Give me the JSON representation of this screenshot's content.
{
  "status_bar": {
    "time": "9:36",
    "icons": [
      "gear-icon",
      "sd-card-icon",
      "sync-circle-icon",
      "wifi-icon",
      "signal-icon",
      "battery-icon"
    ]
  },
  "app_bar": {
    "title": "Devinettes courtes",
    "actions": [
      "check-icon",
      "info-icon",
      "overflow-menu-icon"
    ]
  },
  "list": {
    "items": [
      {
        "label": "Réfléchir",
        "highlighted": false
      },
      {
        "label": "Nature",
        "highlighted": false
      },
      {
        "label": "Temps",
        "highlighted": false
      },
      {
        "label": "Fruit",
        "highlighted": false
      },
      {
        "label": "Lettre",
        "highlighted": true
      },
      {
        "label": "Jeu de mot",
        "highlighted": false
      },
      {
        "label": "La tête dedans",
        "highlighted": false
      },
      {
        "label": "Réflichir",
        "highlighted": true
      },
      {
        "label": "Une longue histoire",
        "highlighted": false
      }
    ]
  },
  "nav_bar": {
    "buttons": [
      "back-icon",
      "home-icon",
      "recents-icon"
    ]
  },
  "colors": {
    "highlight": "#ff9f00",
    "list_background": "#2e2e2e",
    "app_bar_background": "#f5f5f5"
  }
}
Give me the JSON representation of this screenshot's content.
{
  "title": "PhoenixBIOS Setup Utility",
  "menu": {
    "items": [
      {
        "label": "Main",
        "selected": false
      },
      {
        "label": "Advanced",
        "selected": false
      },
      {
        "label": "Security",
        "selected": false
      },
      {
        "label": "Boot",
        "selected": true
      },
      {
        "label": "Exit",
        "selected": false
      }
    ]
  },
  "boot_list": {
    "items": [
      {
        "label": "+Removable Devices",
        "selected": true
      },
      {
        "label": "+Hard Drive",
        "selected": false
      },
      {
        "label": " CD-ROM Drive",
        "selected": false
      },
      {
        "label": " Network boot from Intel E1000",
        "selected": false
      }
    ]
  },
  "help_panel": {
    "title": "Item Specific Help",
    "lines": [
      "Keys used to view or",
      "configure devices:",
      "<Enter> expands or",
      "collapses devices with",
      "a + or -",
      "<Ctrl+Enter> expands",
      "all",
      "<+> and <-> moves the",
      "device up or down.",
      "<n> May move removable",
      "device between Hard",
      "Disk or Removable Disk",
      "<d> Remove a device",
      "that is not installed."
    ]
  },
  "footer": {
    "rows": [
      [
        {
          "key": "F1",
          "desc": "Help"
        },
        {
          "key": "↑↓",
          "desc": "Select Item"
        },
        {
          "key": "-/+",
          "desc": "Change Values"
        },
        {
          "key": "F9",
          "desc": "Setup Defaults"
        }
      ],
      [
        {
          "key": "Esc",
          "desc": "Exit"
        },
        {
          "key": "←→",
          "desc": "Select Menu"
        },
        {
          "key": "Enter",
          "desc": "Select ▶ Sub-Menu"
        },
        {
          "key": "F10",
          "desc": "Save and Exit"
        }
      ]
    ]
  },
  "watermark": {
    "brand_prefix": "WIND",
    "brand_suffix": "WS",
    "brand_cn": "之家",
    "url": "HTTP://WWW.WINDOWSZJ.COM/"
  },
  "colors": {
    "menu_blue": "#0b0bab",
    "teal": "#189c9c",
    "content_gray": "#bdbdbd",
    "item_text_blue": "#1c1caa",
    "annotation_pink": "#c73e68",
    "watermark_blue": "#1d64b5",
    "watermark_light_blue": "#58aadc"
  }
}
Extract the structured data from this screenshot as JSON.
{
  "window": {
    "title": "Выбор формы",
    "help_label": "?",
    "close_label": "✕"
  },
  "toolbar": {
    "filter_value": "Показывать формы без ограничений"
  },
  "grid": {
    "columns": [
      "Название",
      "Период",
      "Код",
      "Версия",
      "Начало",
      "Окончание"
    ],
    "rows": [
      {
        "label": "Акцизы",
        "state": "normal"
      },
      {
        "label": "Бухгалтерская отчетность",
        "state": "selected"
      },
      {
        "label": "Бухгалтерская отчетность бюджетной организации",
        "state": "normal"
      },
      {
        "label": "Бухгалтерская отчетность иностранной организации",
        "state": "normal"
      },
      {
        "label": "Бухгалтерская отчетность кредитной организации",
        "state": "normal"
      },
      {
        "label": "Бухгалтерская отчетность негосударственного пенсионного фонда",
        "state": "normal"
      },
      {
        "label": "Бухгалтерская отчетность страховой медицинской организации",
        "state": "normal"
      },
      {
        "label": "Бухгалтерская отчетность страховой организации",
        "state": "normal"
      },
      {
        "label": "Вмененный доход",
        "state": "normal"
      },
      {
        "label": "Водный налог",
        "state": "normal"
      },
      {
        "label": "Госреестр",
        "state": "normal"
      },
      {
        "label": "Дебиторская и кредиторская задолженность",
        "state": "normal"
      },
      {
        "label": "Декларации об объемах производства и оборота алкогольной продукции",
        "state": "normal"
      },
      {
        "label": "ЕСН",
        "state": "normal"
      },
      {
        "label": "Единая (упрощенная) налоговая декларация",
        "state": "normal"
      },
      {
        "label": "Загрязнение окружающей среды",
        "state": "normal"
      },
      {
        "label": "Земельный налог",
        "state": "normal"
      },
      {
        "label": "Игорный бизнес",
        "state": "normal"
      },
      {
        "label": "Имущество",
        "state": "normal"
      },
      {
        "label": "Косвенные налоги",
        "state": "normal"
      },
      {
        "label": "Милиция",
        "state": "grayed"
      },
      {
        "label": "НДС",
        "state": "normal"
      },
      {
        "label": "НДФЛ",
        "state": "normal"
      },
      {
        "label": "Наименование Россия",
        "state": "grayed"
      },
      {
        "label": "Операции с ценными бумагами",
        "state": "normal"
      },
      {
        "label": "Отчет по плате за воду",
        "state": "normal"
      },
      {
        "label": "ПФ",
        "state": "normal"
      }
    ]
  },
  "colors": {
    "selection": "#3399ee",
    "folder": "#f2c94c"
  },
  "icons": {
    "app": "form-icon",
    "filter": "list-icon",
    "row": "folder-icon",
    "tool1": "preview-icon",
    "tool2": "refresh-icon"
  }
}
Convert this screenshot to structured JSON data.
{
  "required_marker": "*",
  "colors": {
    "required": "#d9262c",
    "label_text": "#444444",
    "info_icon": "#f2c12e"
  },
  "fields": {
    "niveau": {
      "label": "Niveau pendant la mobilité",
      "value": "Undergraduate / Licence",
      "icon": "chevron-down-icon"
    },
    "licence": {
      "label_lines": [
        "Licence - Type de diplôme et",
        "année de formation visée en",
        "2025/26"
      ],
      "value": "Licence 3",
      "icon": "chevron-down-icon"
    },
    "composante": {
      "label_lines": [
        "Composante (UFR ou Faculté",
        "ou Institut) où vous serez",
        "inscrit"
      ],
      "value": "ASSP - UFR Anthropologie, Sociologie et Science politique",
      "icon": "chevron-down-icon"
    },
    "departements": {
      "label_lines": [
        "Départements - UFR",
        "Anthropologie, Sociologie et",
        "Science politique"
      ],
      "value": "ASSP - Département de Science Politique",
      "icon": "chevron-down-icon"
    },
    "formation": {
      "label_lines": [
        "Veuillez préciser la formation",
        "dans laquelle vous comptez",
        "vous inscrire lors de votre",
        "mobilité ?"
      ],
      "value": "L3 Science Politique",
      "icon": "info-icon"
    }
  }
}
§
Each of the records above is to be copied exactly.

Give me the JSON representation of this screenshot's content.
{
  "status_bar": {
    "time": "9:36",
    "icons": [
      "gear-icon",
      "sd-card-icon",
      "sync-circle-icon",
      "wifi-icon",
      "signal-icon",
      "battery-icon"
    ]
  },
  "app_bar": {
    "title": "Devinettes courtes",
    "actions": [
      "check-icon",
      "info-icon",
      "overflow-menu-icon"
    ]
  },
  "list": {
    "items": [
      {
        "label": "Réfléchir",
        "highlighted": false
      },
      {
        "label": "Nature",
        "highlighted": false
      },
      {
        "label": "Temps",
        "highlighted": false
      },
      {
        "label": "Fruit",
        "highlighted": false
      },
      {
        "label": "Lettre",
        "highlighted": true
      },
      {
        "label": "Jeu de mot",
        "highlighted": false
      },
      {
        "label": "La tête dedans",
        "highlighted": false
      },
      {
        "label": "Réflichir",
        "highlighted": true
      },
      {
        "label": "Une longue histoire",
        "highlighted": false
      }
    ]
  },
  "nav_bar": {
    "buttons": [
      "back-icon",
      "home-icon",
      "recents-icon"
    ]
  },
  "colors": {
    "highlight": "#ff9f00",
    "list_background": "#2e2e2e",
    "app_bar_background": "#f5f5f5"
  }
}
Give me the JSON representation of this screenshot's content.
{
  "title": "PhoenixBIOS Setup Utility",
  "menu": {
    "items": [
      {
        "label": "Main",
        "selected": false
      },
      {
        "label": "Advanced",
        "selected": false
      },
      {
        "label": "Security",
        "selected": false
      },
      {
        "label": "Boot",
        "selected": true
      },
      {
        "label": "Exit",
        "selected": false
      }
    ]
  },
  "boot_list": {
    "items": [
      {
        "label": "+Removable Devices",
        "selected": true
      },
      {
        "label": "+Hard Drive",
        "selected": false
      },
      {
        "label": " CD-ROM Drive",
        "selected": false
      },
      {
        "label": " Network boot from Intel E1000",
        "selected": false
      }
    ]
  },
  "help_panel": {
    "title": "Item Specific Help",
    "lines": [
      "Keys used to view or",
      "configure devices:",
      "<Enter> expands or",
      "collapses devices with",
      "a + or -",
      "<Ctrl+Enter> expands",
      "all",
      "<+> and <-> moves the",
      "device up or down.",
      "<n> May move removable",
      "device between Hard",
      "Disk or Removable Disk",
      "<d> Remove a device",
      "that is not installed."
    ]
  },
  "footer": {
    "rows": [
      [
        {
          "key": "F1",
          "desc": "Help"
        },
        {
          "key": "↑↓",
          "desc": "Select Item"
        },
        {
          "key": "-/+",
          "desc": "Change Values"
        },
        {
          "key": "F9",
          "desc": "Setup Defaults"
        }
      ],
      [
        {
          "key": "Esc",
          "desc": "Exit"
        },
        {
          "key": "←→",
          "desc": "Select Menu"
        },
        {
          "key": "Enter",
          "desc": "Select ▶ Sub-Menu"
        },
        {
          "key": "F10",
          "desc": "Save and Exit"
        }
      ]
    ]
  },
  "watermark": {
    "brand_prefix": "WIND",
    "brand_suffix": "WS",
    "brand_cn": "之家",
    "url": "HTTP://WWW.WINDOWSZJ.COM/"
  },
  "colors": {
    "menu_blue": "#0b0bab",
    "teal": "#189c9c",
    "content_gray": "#bdbdbd",
    "item_text_blue": "#1c1caa",
    "annotation_pink": "#c73e68",
    "watermark_blue": "#1d64b5",
    "watermark_light_blue": "#58aadc"
  }
}
Extract the structured data from this screenshot as JSON.
{
  "window": {
    "title": "Выбор формы",
    "help_label": "?",
    "close_label": "✕"
  },
  "toolbar": {
    "filter_value": "Показывать формы без ограничений"
  },
  "grid": {
    "columns": [
      "Название",
      "Период",
      "Код",
      "Версия",
      "Начало",
      "Окончание"
    ],
    "rows": [
      {
        "label": "Акцизы",
        "state": "normal"
      },
      {
        "label": "Бухгалтерская отчетность",
        "state": "selected"
      },
      {
        "label": "Бухгалтерская отчетность бюджетной организации",
        "state": "normal"
      },
      {
        "label": "Бухгалтерская отчетность иностранной организации",
        "state": "normal"
      },
      {
        "label": "Бухгалтерская отчетность кредитной организации",
        "state": "normal"
      },
      {
        "label": "Бухгалтерская отчетность негосударственного пенсионного фонда",
        "state": "normal"
      },
      {
        "label": "Бухгалтерская отчетность страховой медицинской организации",
        "state": "normal"
      },
      {
        "label": "Бухгалтерская отчетность страховой организации",
        "state": "normal"
      },
      {
        "label": "Вмененный доход",
        "state": "normal"
      },
      {
        "label": "Водный налог",
        "state": "normal"
      },
      {
        "label": "Госреестр",
        "state": "normal"
      },
      {
        "label": "Дебиторская и кредиторская задолженность",
        "state": "normal"
      },
      {
        "label": "Декларации об объемах производства и оборота алкогольной продукции",
        "state": "normal"
      },
      {
        "label": "ЕСН",
        "state": "normal"
      },
      {
        "label": "Единая (упрощенная) налоговая декларация",
        "state": "normal"
      },
      {
        "label": "Загрязнение окружающей среды",
        "state": "normal"
      },
      {
        "label": "Земельный налог",
        "state": "normal"
      },
      {
        "label": "Игорный бизнес",
        "state": "normal"
      },
      {
        "label": "Имущество",
        "state": "normal"
      },
      {
        "label": "Косвенные налоги",
        "state": "normal"
      },
      {
        "label": "Милиция",
        "state": "grayed"
      },
      {
        "label": "НДС",
        "state": "normal"
      },
      {
        "label": "НДФЛ",
        "state": "normal"
      },
      {
        "label": "Наименование Россия",
        "state": "grayed"
      },
      {
        "label": "Операции с ценными бумагами",
        "state": "normal"
      },
      {
        "label": "Отчет по плате за воду",
        "state": "normal"
      },
      {
        "label": "ПФ",
        "state": "normal"
      }
    ]
  },
  "colors": {
    "selection": "#3399ee",
    "folder": "#f2c94c"
  },
  "icons": {
    "app": "form-icon",
    "filter": "list-icon",
    "row": "folder-icon",
    "tool1": "preview-icon",
    "tool2": "refresh-icon"
  }
}
Convert this screenshot to structured JSON data.
{
  "required_marker": "*",
  "colors": {
    "required": "#d9262c",
    "label_text": "#444444",
    "info_icon": "#f2c12e"
  },
  "fields": {
    "niveau": {
      "label": "Niveau pendant la mobilité",
      "value": "Undergraduate / Licence",
      "icon": "chevron-down-icon"
    },
    "licence": {
      "label_lines": [
        "Licence - Type de diplôme et",
        "année de formation visée en",
        "2025/26"
      ],
      "value": "Licence 3",
      "icon": "chevron-down-icon"
    },
    "composante": {
      "label_lines": [
        "Composante (UFR ou Faculté",
        "ou Institut) où vous serez",
        "inscrit"
      ],
      "value": "ASSP - UFR Anthropologie, Sociologie et Science politique",
      "icon": "chevron-down-icon"
    },
    "departements": {
      "label_lines": [
        "Départements - UFR",
        "Anthropologie, Sociologie et",
        "Science politique"
      ],
      "value": "ASSP - Département de Science Politique",
      "icon": "chevron-down-icon"
    },
    "formation": {
      "label_lines": [
        "Veuillez préciser la formation",
        "dans laquelle vous comptez",
        "vous inscrire lors de votre",
        "mobilité ?"
      ],
      "value": "L3 Science Politique",
      "icon": "info-icon"
    }
  }
}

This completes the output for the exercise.